This is where it begins in the U.S., in the court system. Meanwhile, entrepreneurs will continue to connect clients with products and hire workers who will supplement their income performing a variety of part-time professional services. Eventually the laws will catch up with the workplace reality. But in the interim, universities have to decipher the emerging skill set and prepare the next generation of workers for success.

Joseph Aoun, President of Northeastern University in Boston conducted an informal survey of the university community, tweeting the question, “What skills will graduates need for success in the gig economy?”

“…we can see five skills that will be invaluable for thriving in the gig economy:

Generativity: How to create something unique, be it a product, a service, or an idea. E.g., coming up with the idea for a widget.

Entrepreneurship: How to spot an opportunity and act on it effectively. Discovering a market for widgets.

Originality: How to view an existing subject through an unexpected lens. Realizing that the widget can be made more sustainably from recycled water bottles.

Interdisciplinary thought: How to bridge concepts from different fields to form new ideas. Combining engineering and design so that the widget is not only functional, but beautiful.

Dealing with ambiguity: How to confidently address a problem with no clear solution, often by using a blend of experience, intuition, and grasp of human nature. Faced with plunging stock prices, reinventing the company as a widget-sharing app.”
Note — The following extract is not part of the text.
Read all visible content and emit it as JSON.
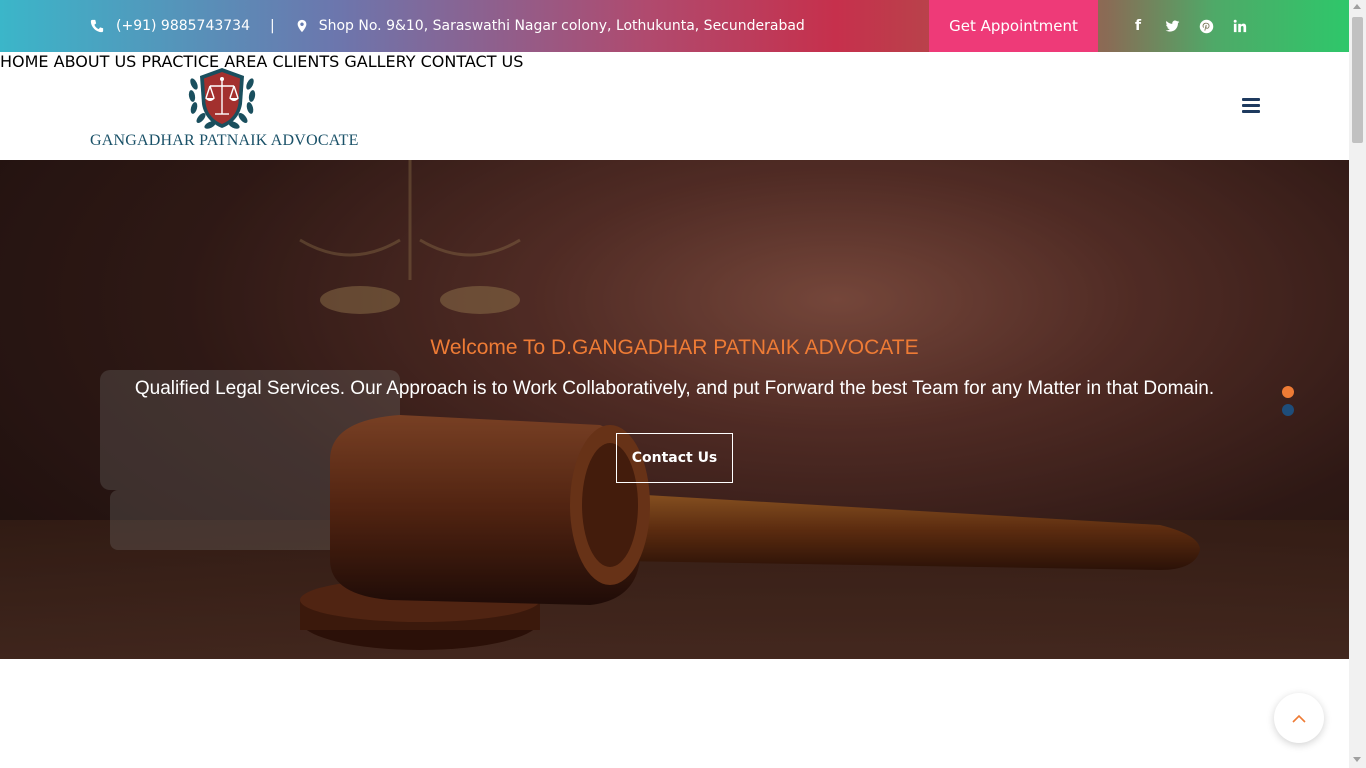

The ‘new gig workers’ will also need a basic understanding of business law and finance. Arun Sundararajan writing in The Guardian assesses the micro and macro implications of the new model.

“There’s certainly something empowering about being your own boss. With the right mindset, you can achieve a better work-life balance. But there’s also something empowering about a steady pay cheque, fixed work hours and company-provided benefits. It’s harder to plan your life longer term when you don’t know how much money you’re going to be making next year.”

In many countries, key slices of the social safety net are tied to full-time employment with a company or the government. Although the broader socioeconomic effects of the gig economy are as yet unclear, it is clear we must rethink the provision of our safety net, decoupling it from salaried jobs and making it more readily available to independent workers.”

Fundamentally, the new ‘gig worker’ will focus on human interaction vs. transactional activities. We are back to the core curriculum of a liberal arts education. The lawyers, politicians and business folk will figure out the structure and protections. The humanists will find job security in the ‘gig economy’.

David Brooks writing in The New York Times imagines the new world@work.

“What are the activities that we humans, driven by our deepest nature or by the realities of daily life, will simply insist be performed by other humans?”

“Secure workers will combine technical knowledge with social awareness — the sort of thing you get from your genes, from growing up in a certain sort of family and by widening your repertoire of emotions through reflection, literature and a capacity for intimacy.”

“I could imagine a time when young thinkers discard the strictures of the academic professionalism and try to revive the model of the intellectual as secular sage. I could see other young people tiring of résumé-building do-goodism and trying to live more radically for the poor. The romantic tries as much as possible to ground his or her life in purer love that transforms — making him or her more inspired, creative and dedicated, and therefore better able to live as a modern instantiation of some ideal.”

Gig learning is lifelong learning. We will need leaders in both education and business who will welcome the feedback of their constituencies and be nimble in their response to a world@work that is driven by human interaction in the relational and supported by technology in the transactional.